• **SUPPLIED RECORDS**
--*--

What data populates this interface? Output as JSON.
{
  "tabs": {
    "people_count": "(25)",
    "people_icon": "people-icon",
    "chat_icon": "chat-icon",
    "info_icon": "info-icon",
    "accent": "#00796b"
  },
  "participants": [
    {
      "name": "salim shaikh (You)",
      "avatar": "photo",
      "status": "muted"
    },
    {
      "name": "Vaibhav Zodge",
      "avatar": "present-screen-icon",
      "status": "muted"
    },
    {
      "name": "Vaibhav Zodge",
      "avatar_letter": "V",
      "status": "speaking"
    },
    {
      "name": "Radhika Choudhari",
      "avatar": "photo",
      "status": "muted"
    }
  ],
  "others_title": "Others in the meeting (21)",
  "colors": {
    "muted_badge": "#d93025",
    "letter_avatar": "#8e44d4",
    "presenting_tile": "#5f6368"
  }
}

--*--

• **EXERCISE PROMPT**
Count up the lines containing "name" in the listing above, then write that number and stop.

• **SOLVED PROBLEM**
4